Items from an interface collection
--- START ---
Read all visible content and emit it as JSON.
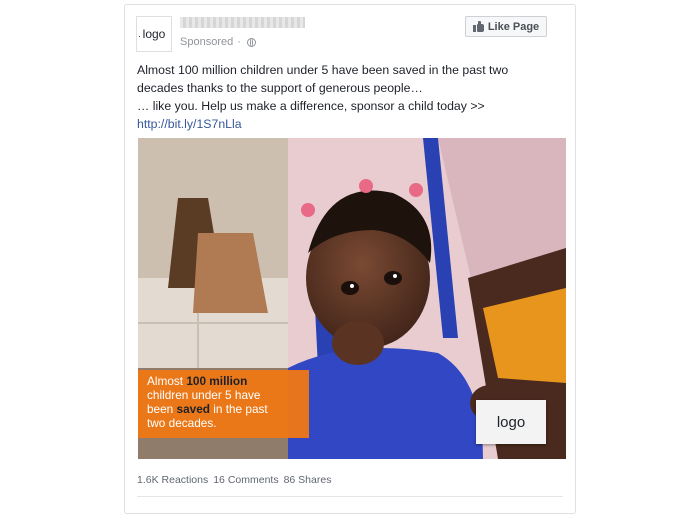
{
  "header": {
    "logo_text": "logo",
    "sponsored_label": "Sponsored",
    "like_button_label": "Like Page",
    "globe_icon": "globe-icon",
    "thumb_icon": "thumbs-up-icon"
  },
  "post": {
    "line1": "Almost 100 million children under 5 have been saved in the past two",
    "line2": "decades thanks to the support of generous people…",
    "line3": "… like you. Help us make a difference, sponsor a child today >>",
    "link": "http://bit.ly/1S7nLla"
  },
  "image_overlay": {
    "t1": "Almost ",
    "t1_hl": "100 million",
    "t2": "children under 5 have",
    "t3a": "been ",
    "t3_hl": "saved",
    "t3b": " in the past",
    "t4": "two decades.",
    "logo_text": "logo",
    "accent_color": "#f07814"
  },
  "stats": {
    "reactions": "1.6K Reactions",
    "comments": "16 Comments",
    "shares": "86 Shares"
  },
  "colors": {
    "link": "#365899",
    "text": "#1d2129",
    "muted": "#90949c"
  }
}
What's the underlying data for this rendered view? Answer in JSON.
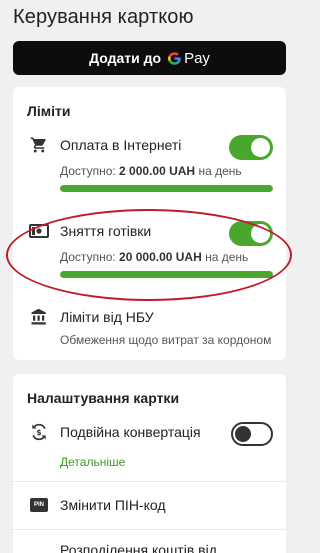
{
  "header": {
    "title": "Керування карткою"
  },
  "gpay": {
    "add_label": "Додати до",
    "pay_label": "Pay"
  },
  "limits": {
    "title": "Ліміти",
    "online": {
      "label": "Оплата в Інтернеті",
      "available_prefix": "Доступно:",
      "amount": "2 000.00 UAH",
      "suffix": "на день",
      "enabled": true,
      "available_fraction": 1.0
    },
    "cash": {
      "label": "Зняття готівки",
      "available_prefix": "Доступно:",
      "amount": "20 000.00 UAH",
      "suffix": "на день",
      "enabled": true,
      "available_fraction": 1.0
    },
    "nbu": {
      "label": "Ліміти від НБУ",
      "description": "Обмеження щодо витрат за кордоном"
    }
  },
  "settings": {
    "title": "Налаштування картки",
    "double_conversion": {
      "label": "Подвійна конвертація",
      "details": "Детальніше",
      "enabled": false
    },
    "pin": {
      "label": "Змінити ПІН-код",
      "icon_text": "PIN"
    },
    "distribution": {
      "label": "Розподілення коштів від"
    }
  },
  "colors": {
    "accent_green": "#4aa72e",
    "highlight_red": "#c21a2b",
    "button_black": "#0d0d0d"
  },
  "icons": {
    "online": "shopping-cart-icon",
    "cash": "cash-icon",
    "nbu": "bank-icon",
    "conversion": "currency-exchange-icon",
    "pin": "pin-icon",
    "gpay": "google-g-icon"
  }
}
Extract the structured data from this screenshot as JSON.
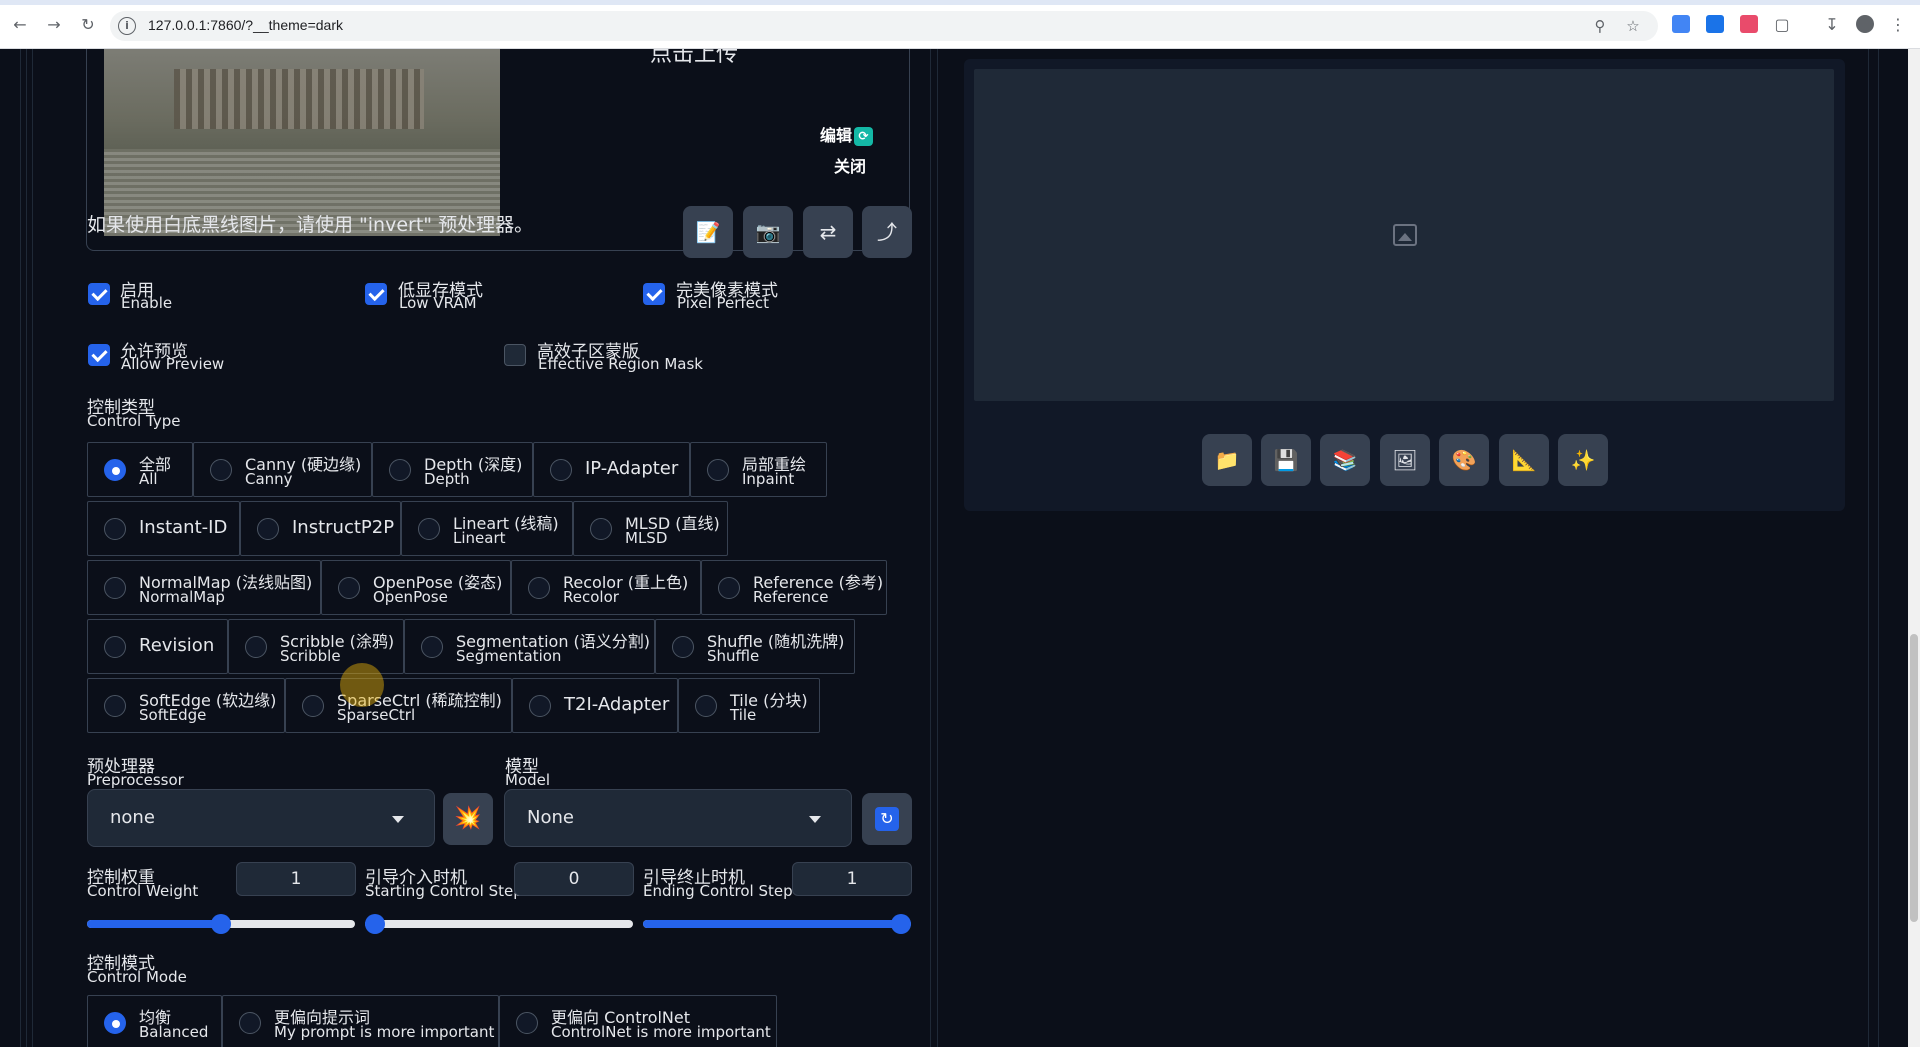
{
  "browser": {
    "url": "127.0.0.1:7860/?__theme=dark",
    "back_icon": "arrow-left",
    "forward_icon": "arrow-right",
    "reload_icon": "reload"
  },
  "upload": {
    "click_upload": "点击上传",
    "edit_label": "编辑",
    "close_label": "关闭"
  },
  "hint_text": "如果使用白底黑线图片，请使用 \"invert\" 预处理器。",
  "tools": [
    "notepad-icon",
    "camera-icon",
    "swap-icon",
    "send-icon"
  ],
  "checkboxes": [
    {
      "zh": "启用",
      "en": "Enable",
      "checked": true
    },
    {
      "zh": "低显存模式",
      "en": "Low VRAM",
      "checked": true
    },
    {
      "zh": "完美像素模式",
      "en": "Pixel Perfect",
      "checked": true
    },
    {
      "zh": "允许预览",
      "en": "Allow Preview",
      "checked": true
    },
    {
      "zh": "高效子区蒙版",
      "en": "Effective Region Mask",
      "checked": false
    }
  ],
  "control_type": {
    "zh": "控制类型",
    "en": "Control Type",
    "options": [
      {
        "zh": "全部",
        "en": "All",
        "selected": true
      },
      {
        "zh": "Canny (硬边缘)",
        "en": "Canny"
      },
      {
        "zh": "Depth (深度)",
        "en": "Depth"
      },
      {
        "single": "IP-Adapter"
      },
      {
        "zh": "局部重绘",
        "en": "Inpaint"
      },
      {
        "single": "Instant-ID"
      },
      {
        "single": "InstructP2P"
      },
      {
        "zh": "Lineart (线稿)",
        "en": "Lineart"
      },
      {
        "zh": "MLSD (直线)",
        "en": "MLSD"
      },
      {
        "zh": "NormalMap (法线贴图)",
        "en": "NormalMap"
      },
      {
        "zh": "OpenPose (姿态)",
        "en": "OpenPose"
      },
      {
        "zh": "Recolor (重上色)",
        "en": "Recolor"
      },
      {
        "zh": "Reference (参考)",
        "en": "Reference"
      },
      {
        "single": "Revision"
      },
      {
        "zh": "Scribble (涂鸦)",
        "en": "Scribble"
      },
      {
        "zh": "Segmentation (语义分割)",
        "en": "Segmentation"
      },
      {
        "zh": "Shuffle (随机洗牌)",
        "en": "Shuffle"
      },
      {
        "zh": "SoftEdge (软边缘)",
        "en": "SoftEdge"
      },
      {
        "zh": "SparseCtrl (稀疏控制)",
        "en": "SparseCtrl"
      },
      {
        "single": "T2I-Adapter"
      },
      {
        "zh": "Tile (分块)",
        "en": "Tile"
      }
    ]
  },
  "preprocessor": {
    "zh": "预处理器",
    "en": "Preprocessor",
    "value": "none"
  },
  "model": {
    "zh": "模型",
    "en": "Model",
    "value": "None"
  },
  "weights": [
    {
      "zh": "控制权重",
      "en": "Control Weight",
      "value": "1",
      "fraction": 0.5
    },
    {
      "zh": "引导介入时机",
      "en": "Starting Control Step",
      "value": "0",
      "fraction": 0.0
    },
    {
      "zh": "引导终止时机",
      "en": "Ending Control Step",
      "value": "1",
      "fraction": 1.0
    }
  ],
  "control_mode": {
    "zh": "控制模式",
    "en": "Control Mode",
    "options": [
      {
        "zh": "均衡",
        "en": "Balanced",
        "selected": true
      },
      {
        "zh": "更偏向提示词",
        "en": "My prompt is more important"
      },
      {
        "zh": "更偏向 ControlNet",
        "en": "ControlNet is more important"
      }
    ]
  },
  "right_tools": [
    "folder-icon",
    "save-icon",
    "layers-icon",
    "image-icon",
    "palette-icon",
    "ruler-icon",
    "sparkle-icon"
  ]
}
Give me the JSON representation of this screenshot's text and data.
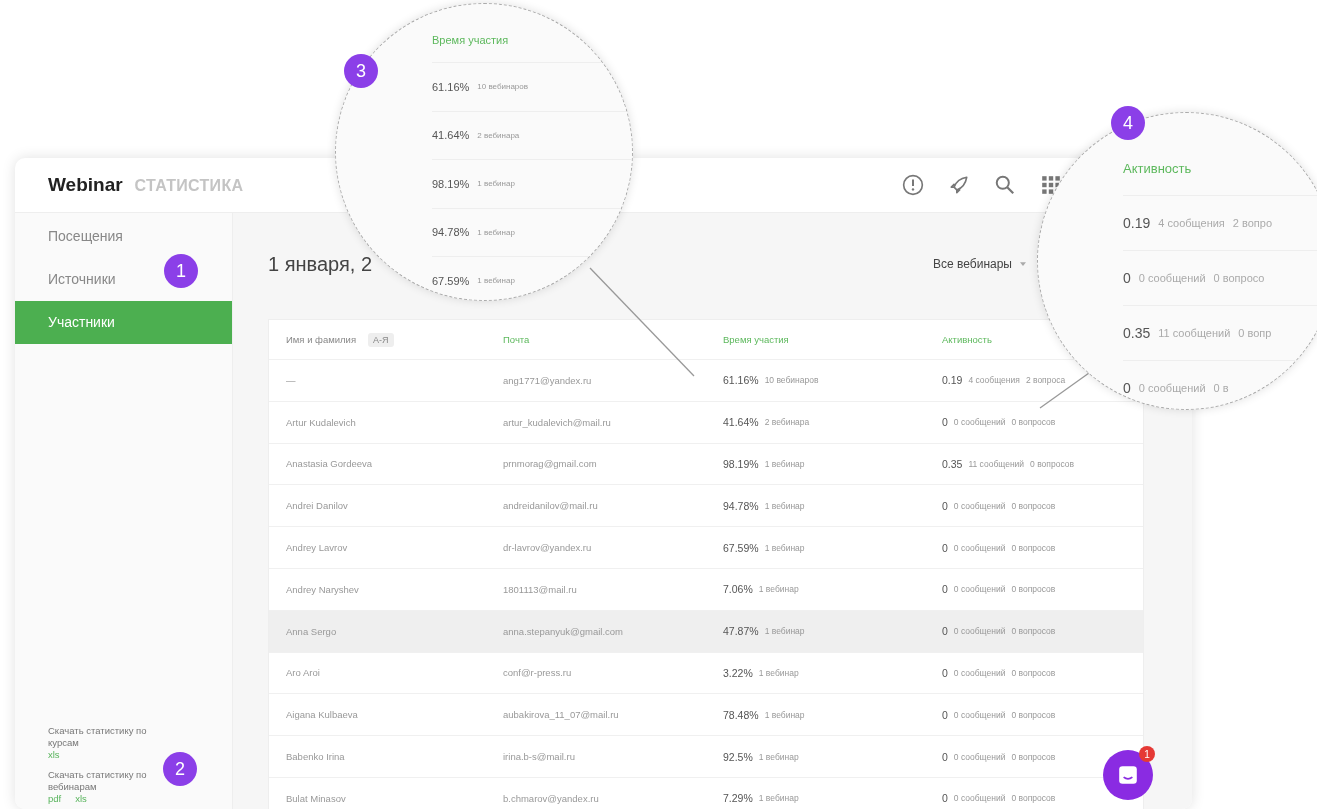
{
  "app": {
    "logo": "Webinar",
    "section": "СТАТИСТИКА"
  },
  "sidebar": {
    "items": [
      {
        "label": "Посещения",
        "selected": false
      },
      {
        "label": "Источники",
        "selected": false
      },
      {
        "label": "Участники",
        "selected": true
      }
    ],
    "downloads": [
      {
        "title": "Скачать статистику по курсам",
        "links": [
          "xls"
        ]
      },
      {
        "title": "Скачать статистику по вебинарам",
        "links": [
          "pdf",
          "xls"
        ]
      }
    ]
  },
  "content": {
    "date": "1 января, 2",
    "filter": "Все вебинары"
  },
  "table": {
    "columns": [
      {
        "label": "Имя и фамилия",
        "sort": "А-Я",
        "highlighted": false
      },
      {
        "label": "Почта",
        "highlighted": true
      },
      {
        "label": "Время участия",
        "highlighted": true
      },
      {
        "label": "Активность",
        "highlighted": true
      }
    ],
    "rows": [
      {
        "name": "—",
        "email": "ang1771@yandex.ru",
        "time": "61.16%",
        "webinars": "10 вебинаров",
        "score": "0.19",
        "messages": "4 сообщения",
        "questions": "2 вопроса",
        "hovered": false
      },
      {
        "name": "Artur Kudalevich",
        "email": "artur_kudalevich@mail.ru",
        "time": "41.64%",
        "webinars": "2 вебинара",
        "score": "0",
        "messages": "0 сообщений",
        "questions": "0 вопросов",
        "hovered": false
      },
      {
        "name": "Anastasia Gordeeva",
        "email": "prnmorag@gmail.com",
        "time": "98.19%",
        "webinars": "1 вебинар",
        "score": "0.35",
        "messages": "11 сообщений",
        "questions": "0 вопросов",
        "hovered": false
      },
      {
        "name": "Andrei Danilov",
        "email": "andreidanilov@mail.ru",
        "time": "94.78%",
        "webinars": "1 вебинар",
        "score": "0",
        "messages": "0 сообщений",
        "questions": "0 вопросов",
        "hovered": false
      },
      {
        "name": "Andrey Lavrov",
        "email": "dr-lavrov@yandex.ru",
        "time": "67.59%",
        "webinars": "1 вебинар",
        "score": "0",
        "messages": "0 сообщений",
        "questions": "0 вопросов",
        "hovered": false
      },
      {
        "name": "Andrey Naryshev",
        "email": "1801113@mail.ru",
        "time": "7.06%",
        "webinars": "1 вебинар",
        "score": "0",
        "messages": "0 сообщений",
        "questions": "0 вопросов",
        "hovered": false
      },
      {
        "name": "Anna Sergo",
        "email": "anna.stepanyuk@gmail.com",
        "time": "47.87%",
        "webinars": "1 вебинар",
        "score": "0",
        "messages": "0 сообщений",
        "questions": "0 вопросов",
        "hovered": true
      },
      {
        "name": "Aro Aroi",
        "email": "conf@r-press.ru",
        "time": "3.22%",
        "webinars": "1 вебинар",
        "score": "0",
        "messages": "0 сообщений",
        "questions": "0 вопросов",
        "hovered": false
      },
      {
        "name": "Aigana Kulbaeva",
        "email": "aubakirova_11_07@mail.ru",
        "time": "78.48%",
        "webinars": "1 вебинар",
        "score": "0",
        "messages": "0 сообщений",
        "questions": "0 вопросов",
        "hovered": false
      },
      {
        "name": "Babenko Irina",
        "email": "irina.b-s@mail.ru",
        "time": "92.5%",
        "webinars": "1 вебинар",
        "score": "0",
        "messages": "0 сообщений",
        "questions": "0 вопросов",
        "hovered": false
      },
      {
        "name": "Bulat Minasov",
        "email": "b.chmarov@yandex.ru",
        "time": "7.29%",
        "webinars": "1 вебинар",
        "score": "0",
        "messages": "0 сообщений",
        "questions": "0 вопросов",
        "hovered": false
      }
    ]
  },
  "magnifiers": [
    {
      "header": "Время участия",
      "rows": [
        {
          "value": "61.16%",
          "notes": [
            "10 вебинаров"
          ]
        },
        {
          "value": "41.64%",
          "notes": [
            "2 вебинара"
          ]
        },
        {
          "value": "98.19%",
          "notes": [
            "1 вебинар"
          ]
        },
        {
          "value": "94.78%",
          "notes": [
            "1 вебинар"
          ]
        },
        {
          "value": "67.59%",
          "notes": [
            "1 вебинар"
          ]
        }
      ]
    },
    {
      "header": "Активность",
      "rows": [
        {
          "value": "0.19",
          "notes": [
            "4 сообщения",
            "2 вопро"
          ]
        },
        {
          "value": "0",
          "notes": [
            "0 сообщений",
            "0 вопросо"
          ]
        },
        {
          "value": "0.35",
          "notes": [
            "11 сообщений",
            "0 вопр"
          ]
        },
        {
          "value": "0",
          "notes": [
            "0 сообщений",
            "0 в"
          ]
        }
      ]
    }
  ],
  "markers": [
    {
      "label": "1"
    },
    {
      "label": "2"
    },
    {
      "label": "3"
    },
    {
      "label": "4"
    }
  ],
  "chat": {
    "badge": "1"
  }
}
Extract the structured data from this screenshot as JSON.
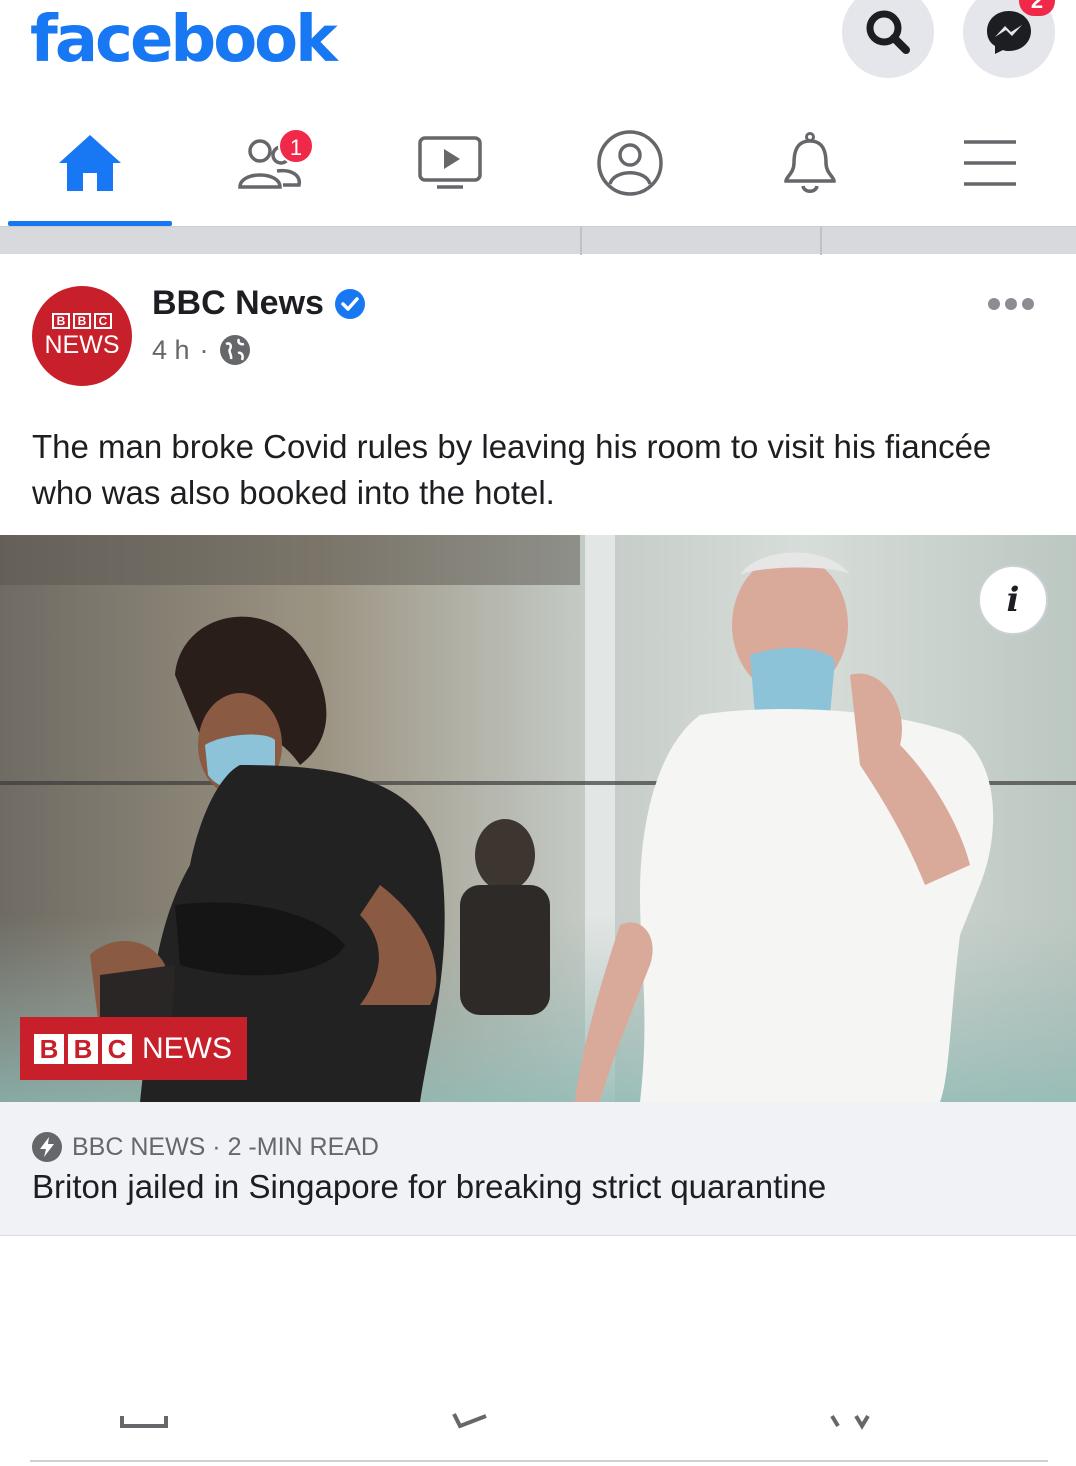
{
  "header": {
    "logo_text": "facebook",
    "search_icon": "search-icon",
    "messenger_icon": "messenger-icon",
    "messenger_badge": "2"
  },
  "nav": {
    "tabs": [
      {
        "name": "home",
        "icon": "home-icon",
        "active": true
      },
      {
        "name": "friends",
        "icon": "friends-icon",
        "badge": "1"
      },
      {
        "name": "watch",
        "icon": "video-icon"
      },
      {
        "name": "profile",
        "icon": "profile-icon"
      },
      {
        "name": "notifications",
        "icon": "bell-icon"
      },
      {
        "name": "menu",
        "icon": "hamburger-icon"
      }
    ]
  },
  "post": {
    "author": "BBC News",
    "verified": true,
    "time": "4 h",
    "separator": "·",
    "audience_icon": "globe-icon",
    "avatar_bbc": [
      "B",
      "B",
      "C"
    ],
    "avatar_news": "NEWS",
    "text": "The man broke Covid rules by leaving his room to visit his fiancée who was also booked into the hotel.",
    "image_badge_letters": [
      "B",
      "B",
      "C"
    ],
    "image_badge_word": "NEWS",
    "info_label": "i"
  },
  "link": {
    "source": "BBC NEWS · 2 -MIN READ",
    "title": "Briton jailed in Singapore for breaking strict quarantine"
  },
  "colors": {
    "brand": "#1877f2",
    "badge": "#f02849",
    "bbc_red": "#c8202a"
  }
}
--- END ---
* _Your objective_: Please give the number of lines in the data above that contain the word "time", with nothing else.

* _Your solution_: 12